Recorded data Block Start
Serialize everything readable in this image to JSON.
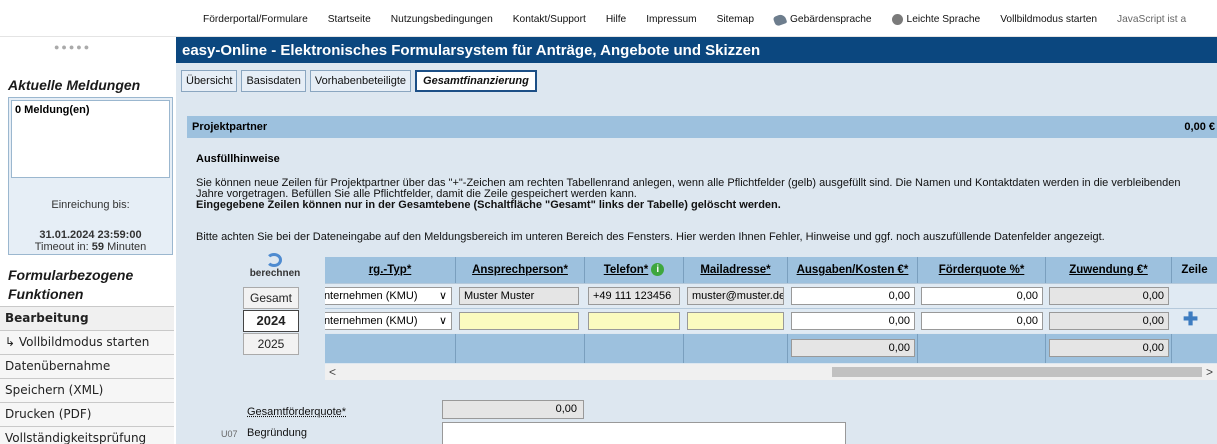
{
  "topnav": {
    "links": [
      "Förderportal/Formulare",
      "Startseite",
      "Nutzungsbedingungen",
      "Kontakt/Support",
      "Hilfe",
      "Impressum",
      "Sitemap"
    ],
    "gebaerden": "Gebärdensprache",
    "leichte": "Leichte Sprache",
    "vollbild": "Vollbildmodus starten",
    "js": "JavaScript ist a"
  },
  "app_title": "easy-Online - Elektronisches Formularsystem für Anträge, Angebote und Skizzen",
  "sidebar": {
    "dots": "●●●●●",
    "meldungen_title": "Aktuelle Meldungen",
    "meldungen_count": "0 Meldung(en)",
    "einreichung_label": "Einreichung bis:",
    "einreichung_date": "31.01.2024 23:59:00",
    "timeout_prefix": "Timeout in: ",
    "timeout_value": "59",
    "timeout_suffix": " Minuten",
    "func_title": "Formularbezogene Funktionen",
    "menu": [
      "Bearbeitung",
      "↳ Vollbildmodus starten",
      "Datenübernahme",
      "Speichern (XML)",
      "Drucken (PDF)",
      "Vollständigkeitsprüfung"
    ]
  },
  "tabs": [
    "Übersicht",
    "Basisdaten",
    "Vorhabenbeteiligte",
    "Gesamtfinanzierung"
  ],
  "section": {
    "title": "Projektpartner",
    "total": "0,00 €",
    "ausfuell": "Ausfüllhinweise",
    "para1": "Sie können neue Zeilen für Projektpartner über das \"+\"-Zeichen am rechten Tabellenrand anlegen, wenn alle Pflichtfelder (gelb) ausgefüllt sind. Die Namen und Kontaktdaten werden in die verbleibenden Jahre vorgetragen. Befüllen Sie alle Pflichtfelder, damit die Zeile gespeichert werden kann.",
    "para1_bold": "Eingegebene Zeilen können nur in der Gesamtebene (Schaltfläche \"Gesamt\" links der Tabelle) gelöscht werden.",
    "para2": "Bitte achten Sie bei der Dateneingabe auf den Meldungsbereich im unteren Bereich des Fensters. Hier werden Ihnen Fehler, Hinweise und ggf. noch auszufüllende Datenfelder angezeigt."
  },
  "berechnen": {
    "label": "berechnen",
    "years": [
      "Gesamt",
      "2024",
      "2025"
    ]
  },
  "table": {
    "headers": [
      "rg.-Typ*",
      "Ansprechperson*",
      "Telefon*",
      "Mailadresse*",
      "Ausgaben/Kosten €*",
      "Förderquote %*",
      "Zuwendung €*",
      "Zeile"
    ],
    "rows": [
      {
        "typ": "Unternehmen (KMU)",
        "person": "Muster Muster",
        "tel": "+49 111 123456",
        "mail": "muster@muster.de",
        "ausgaben": "0,00",
        "quote": "0,00",
        "zuwendung": "0,00"
      },
      {
        "typ": "Unternehmen (KMU)",
        "person": "",
        "tel": "",
        "mail": "",
        "ausgaben": "0,00",
        "quote": "0,00",
        "zuwendung": "0,00"
      }
    ],
    "sum_ausgaben": "0,00",
    "sum_zuwendung": "0,00"
  },
  "footer": {
    "gq_label": "Gesamtförderquote*",
    "gq_value": "0,00",
    "u07": "U07",
    "begruendung": "Begründung"
  }
}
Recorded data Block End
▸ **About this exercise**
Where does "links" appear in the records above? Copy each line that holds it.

▸ **Response box**
    "links": [
    "para1_bold": "Eingegebene Zeilen können nur in der Gesamtebene (Schaltfläche \"Gesamt\" links der Tabelle) gelöscht werden.",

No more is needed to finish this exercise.